IN THE MATTER OF THE ESTATE OF: LUCILLE K. HADER, Deceased.
Submitted on Briefs: September 12, 2018
FROM: District Court of the Seventeenth Judicial District, In
and For the County of Blaine, Cause No. DP-2013-24 Honorable
Yvonne Laird, Presiding Judge
Appellant: Kathleen A. Molsberry, Lowy Law, PLLC, Missoula,
Appellee:Jennifer E. Forsyth, Hi-Line Law, PLLC, Havre,
Pursuant to Section I, Paragraph 3(c), Montana Supreme Court
Internal Operating Rules, this case is decided by memorandum
opinion and shall not be cited and does not serve as
precedent. Its case title, cause number, and disposition
shall be included in this Court's quarterly list of
noncitable cases published in the Pacific Reporter and
Richard Hader ("Richard"), as personal
representative of the estate of Lucille K. Hader
("Lucille"), appeals an order from the Seventeenth
Judicial District Court, Blaine County, denying his motion to
set aside default judgment. We affirm.
Lucille died on November 19, 2012. The District Court
appointed Lucille's son Richard as the personal
representative of the estate in September 2013. After two
extension orders from the District Court, in which the court
found that good cause existed for failure to close the estate
within two years under § 72-3-1015(2), MCA, the District
Court held a third status hearing in January 2018.
Richard's counsel failed to appear at the hearing, and
the District Court closed the estate on a motion from Roxann
Caraway, Lucille's granddaughter. Richard filed a motion
to set aside the default judgment under M. R. Civ. P. 60(b).
The District Court denied the motion, finding that Richard
failed to state any injury to the estate if default judgment
were to stand. Richard appeals.
We review a district court's denial of a motion to set
aside a default judgment for a slight abuse of discretion.
DeTienne v. Sandrock, 2017 MT 181, ¶ 22, 388
Mont. 179, 400 P.3d 682. A court may set aside a default
judgment if the defendant shows that the judgment resulted
from "mistake, inadvertence, surprise, or excusable

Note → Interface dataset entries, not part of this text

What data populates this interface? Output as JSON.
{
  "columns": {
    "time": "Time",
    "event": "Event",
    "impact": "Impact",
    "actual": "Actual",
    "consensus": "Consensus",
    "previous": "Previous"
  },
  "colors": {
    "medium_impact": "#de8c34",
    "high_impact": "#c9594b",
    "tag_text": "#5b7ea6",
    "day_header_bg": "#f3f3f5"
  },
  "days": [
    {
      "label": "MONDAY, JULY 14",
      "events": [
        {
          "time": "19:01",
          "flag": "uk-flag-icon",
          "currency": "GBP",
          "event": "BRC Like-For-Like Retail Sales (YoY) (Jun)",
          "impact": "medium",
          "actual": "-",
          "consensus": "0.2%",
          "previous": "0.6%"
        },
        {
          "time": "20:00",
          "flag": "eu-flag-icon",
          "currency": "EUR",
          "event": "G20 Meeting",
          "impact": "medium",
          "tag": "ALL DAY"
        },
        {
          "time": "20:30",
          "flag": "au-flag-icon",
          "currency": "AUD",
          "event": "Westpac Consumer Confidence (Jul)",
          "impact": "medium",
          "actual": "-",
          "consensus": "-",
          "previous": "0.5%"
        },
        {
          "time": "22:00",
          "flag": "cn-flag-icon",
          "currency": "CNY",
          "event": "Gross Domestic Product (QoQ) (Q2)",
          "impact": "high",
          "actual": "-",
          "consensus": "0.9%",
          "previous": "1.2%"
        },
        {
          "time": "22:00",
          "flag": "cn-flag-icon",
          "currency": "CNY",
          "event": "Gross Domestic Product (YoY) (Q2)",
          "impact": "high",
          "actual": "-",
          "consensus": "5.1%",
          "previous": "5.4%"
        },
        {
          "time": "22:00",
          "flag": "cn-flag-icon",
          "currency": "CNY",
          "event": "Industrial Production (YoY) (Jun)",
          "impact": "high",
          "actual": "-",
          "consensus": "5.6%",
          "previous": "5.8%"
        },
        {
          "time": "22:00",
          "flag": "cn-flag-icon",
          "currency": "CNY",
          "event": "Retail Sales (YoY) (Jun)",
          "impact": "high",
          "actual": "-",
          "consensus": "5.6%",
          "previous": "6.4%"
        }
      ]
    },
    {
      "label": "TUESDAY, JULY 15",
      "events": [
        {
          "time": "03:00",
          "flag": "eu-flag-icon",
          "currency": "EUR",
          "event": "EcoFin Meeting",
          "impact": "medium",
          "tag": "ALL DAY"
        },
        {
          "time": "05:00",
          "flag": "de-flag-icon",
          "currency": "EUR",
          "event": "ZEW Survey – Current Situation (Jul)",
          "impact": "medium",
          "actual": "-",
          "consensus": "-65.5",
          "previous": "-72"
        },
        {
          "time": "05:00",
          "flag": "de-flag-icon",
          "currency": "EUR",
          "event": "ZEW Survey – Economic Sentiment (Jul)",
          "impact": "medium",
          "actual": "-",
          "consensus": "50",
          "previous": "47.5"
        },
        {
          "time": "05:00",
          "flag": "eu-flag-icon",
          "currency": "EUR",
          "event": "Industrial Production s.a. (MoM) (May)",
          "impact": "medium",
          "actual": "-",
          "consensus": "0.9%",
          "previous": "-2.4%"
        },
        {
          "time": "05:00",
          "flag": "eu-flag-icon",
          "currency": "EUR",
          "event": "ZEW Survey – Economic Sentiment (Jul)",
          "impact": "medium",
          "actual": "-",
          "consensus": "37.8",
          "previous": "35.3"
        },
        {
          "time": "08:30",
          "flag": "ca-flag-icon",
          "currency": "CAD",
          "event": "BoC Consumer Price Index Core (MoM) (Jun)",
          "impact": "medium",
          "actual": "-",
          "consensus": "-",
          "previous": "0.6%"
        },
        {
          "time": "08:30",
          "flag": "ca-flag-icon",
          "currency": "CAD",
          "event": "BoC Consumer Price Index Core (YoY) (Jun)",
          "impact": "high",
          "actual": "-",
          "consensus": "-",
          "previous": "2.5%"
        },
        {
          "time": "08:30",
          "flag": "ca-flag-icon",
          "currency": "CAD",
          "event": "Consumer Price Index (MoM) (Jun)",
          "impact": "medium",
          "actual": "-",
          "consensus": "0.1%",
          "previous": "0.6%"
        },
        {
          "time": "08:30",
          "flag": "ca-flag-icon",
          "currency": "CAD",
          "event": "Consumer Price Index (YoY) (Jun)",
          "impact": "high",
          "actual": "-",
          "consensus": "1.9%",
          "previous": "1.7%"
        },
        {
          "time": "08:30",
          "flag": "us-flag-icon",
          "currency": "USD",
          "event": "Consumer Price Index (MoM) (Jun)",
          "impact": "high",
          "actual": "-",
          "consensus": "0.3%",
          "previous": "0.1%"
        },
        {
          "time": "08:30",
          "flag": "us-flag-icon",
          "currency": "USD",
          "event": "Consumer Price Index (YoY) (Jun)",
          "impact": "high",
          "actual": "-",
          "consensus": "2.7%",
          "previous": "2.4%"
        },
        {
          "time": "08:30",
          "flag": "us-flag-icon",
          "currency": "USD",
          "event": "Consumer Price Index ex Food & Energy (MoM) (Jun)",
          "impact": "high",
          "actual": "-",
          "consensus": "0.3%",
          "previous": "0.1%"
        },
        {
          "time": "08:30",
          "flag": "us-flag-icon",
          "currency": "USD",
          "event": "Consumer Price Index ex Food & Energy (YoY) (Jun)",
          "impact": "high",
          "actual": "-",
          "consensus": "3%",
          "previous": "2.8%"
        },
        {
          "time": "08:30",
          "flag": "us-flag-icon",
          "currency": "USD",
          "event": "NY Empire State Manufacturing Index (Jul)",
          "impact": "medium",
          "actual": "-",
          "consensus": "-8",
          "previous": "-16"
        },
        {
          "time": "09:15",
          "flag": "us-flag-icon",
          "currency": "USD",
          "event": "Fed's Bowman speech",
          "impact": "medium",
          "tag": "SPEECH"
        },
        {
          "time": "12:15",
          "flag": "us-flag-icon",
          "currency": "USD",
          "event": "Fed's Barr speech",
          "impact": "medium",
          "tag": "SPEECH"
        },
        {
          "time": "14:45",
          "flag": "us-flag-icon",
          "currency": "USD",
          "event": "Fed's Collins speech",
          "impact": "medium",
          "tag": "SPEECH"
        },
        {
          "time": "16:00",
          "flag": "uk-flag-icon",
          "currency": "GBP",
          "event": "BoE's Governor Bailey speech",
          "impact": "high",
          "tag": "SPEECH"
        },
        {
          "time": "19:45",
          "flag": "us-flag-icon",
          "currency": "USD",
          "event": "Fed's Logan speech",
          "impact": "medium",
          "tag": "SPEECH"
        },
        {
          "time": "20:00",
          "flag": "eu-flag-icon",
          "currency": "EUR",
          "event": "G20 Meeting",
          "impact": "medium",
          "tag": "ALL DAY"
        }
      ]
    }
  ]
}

neglect." M. R. Civ. P. 60(b)(1). In analyzing a motion
to set aside a default judgment under M. R. Civ. P. 60(b)(1),
the district court considers: (1) whether the defaulting
party proceeded with diligence; (2) whether the defaulting
party's neglect was excusable; (3) whether the defaulting
party had a meritorious defense to the claim; and (4) whether
the judgment would affect the defaulting party injuriously if
permitted to stand. DeTienne, ¶ 29. Our review
focuses on whether the District Court abused its discretion,
even slightly, when conducting this analysis.
DeTienne, ¶ 22.
The District Court concluded that Richard proceeded with
diligence, because he filed his motion to set aside the
judgment within one week of its issuance. The court
determined that the neglect of Richard's counsel was
excusable, because his counsel had attempted to appear
telephonically at the third status hearing, not realizing she
had to request the court's approval to do so. These
conclusions are not challenged on appeal. Richard alleges
that allowing the closing of the estate to stand would be
injurious to the estate.
Before the District Court, Richard argued that allowing the
judgment to stand would be injurious to him, not to the
estate. He attached an affidavit to his reply brief,
challenging several property conveyances to Caraway that
occurred years before Lucille's death and alleging that
Caraway was in possession of and has refused to return
personal property belonging to the estate. On appeal, Richard
argues that the estate would be injured if it is not
reopened, because he will not be able to recover this
property. At no point in the five years that the estate was
open, however, did Richard file an action to recover
possession of property or to determine the title to property.
See § 72-3-606(2), MCA. Richard's alleged
injuries to the estate are speculative. Richard has failed to
carry his burden on appeal to show that the District Court
abused its discretion in determining that the estate would
not be injured if the default judgment was not set aside. We
conclude that the District Court did not slightly abuse its
discretion in denying Richard's motion to set aside
We have determined to decide this case pursuant to Section I,
Paragraph 3(c) of our Internal Operating Rules, which
provides for memorandum opinions. In the opinion of the
Court, the case presents a question controlled by settled law
or by the clear application of applicable standards ...